car, and requesting him to make inquiries. These inquiries soon resulted in
the belief that the deceased must be Dr. John Findlay ARTHUR.
No words can adequately give an idea of the shock sustained by his brother
when the intelligence was communicated to him, or to the father and mother
and the other members of the family at Banchory - Devenick. It happened that
the Communion was being observed there on Sunday, and the Rev. Hugh
FITZPATRICK, of Free Greyfriars, Aberdeen, who was assisting the Rev. Mr. ARTHUR, did
everything in his power to offer such consolation as was possible in the
circumstances. Dr. John Findlay ARTHUR was about thirty-three years of age and
THE BURNED TRAIN.
The mystery of the cause of the accident for the most part remains
unexplained. The train stopped at Normanton for about ten minutes, and during its
stay a composite carriage was attached for Glasgow, containing passengers
chiefly for Kilmarnock and Dumfries. At that time all seemed well - nothing outward
to indicate fire, and the passenger cord was in good working order. After
leaving this station the journey was being made under the usual conditions -
still no flame or smoke being visible. It was just when they had got eight
miles and a half from Leeds that the guard experienced a smell of burning, and at
first thought that it was caused by the friction of the wheels. He looked out
and, observing that there was something wrong, pulled the cord, put on the
air brake, and the train was pulled up as quickly as possible.
It was then seen that a terrible catastrophe had occurred. The guard ran
forward to the burning car and soon had it uncoupled and put into a railway lye.
There is only one explanation of the cause of the accident as yet hinted at.
It is alleged that one of the gentlemen in the car had a light on the table
near his bed, and that this may have set fire to the curtains.
The Central News learns on inquiry at St. Pancras that the Railway officials
have no doubt but that the burning of the Pullman car Enterprise on Sunday
morning was due to the deceased man smoking in his berth. The ashes of the
cigar, or the cigar itself, it is conjectured, fell on the coverlit, the thick
curtains around the berth preventing the smoke from escaping and being seen
until the flames burst forth.
The deceased it is believed, was suffocated by the smoke or stupefied,
otherwise he would have been able to give an alarm. The heating stove of the car
is at the other end of the car from where the fire broke out, and this portion

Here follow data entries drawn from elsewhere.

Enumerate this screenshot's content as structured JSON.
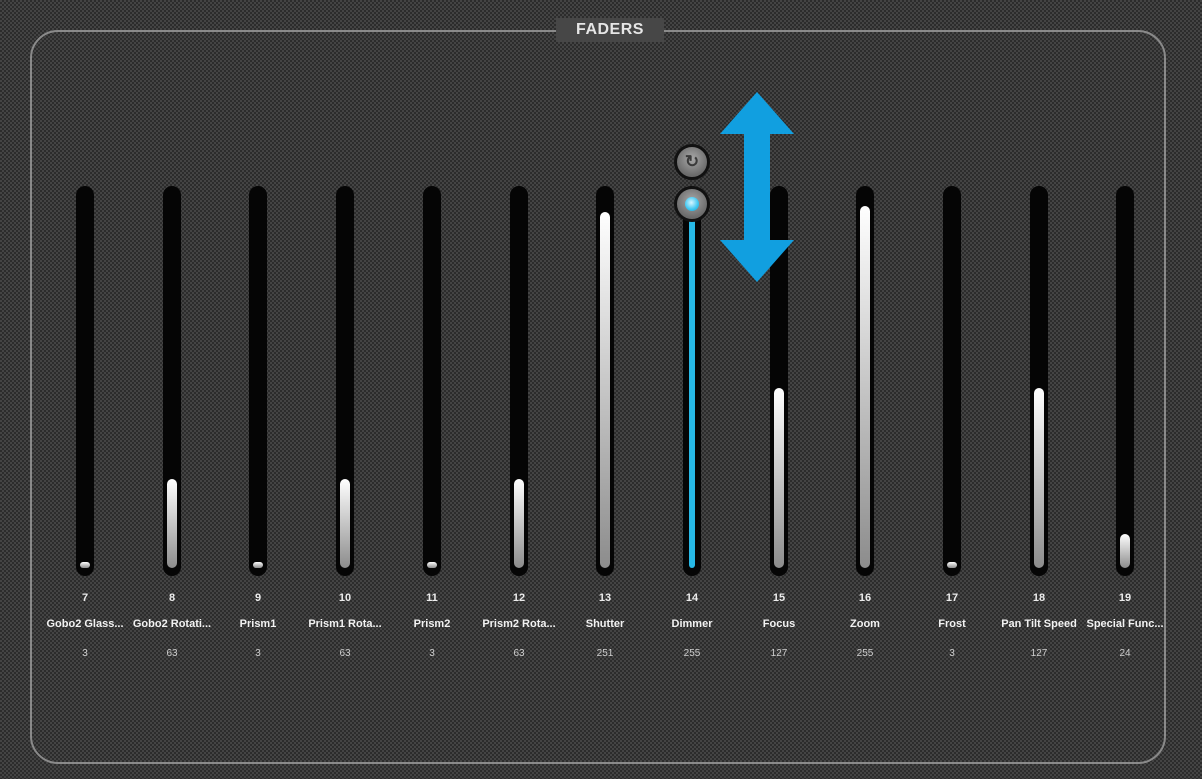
{
  "panel": {
    "title": "FADERS"
  },
  "faders": [
    {
      "number": "7",
      "label": "Gobo2 Glass...",
      "value": "3",
      "level": 0.012
    },
    {
      "number": "8",
      "label": "Gobo2 Rotati...",
      "value": "63",
      "level": 0.247
    },
    {
      "number": "9",
      "label": "Prism1",
      "value": "3",
      "level": 0.012
    },
    {
      "number": "10",
      "label": "Prism1 Rota...",
      "value": "63",
      "level": 0.247
    },
    {
      "number": "11",
      "label": "Prism2",
      "value": "3",
      "level": 0.012
    },
    {
      "number": "12",
      "label": "Prism2 Rota...",
      "value": "63",
      "level": 0.247
    },
    {
      "number": "13",
      "label": "Shutter",
      "value": "251",
      "level": 0.984
    },
    {
      "number": "14",
      "label": "Dimmer",
      "value": "255",
      "level": 1.0,
      "active": true
    },
    {
      "number": "15",
      "label": "Focus",
      "value": "127",
      "level": 0.498
    },
    {
      "number": "16",
      "label": "Zoom",
      "value": "255",
      "level": 1.0
    },
    {
      "number": "17",
      "label": "Frost",
      "value": "3",
      "level": 0.012
    },
    {
      "number": "18",
      "label": "Pan Tilt Speed",
      "value": "127",
      "level": 0.498
    },
    {
      "number": "19",
      "label": "Special Func...",
      "value": "24",
      "level": 0.094
    }
  ],
  "icons": {
    "reset": "reset-icon",
    "drag_arrow": "vertical-drag-arrow-icon"
  },
  "colors": {
    "active": "#27b9e6",
    "arrow": "#119fe0"
  }
}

was in no wise burned. An official inquiry was held at Leeds on Monday, and
officials from London and Derby, as well as the conductor DONALDSON were

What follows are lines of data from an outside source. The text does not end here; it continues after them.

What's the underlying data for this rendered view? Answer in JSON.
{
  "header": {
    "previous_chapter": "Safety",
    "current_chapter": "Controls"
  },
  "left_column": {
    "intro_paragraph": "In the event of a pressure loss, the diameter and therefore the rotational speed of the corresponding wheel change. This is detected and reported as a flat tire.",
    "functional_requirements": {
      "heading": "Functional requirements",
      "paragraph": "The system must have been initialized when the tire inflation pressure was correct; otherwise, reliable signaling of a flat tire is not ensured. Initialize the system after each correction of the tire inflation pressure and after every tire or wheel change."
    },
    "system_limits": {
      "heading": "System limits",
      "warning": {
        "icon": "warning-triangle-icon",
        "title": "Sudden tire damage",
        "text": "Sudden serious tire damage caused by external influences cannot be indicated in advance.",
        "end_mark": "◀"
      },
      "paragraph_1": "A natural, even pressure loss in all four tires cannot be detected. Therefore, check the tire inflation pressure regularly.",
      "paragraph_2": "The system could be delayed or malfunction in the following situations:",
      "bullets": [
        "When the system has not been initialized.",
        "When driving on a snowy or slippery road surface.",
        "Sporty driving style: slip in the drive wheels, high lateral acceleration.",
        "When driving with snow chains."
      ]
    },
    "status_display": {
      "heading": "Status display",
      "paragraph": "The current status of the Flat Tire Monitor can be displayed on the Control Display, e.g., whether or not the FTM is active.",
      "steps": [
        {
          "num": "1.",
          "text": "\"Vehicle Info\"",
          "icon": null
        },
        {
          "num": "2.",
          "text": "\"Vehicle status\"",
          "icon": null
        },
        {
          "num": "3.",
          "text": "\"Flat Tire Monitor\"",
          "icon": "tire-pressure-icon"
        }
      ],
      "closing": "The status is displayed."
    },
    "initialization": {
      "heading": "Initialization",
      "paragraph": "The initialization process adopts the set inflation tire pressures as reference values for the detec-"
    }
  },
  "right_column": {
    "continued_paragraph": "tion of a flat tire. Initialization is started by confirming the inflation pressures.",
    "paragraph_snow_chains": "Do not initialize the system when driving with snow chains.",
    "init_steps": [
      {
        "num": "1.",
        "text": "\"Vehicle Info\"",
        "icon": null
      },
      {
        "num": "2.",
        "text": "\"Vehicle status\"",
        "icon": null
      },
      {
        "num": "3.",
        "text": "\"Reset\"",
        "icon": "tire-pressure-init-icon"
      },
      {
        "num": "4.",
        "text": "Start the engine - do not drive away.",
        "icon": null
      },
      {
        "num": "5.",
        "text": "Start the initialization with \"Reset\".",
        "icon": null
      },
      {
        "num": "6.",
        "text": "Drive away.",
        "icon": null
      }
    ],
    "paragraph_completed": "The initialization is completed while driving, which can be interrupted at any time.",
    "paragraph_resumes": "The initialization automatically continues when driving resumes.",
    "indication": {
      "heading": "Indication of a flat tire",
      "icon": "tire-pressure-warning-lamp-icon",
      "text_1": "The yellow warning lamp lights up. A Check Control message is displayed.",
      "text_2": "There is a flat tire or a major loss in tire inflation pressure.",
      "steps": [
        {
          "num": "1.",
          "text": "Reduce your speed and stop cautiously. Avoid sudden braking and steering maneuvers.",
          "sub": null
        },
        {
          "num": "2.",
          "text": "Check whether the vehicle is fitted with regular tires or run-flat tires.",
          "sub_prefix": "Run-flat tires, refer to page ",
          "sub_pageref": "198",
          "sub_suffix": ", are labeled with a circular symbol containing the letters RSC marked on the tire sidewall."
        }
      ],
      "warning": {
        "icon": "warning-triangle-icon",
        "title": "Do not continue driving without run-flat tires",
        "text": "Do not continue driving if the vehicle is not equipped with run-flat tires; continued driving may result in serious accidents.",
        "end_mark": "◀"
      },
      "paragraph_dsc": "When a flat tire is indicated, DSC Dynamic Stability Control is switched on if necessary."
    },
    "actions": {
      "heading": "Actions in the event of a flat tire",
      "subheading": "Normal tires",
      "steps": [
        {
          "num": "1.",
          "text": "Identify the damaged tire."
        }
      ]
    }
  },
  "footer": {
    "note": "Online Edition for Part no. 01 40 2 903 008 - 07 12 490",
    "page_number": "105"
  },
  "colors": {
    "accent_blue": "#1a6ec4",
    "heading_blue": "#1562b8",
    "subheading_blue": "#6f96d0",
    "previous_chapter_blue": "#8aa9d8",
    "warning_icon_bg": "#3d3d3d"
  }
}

The inquest was opened Tuesday, continued on Wednesday, and adjourned till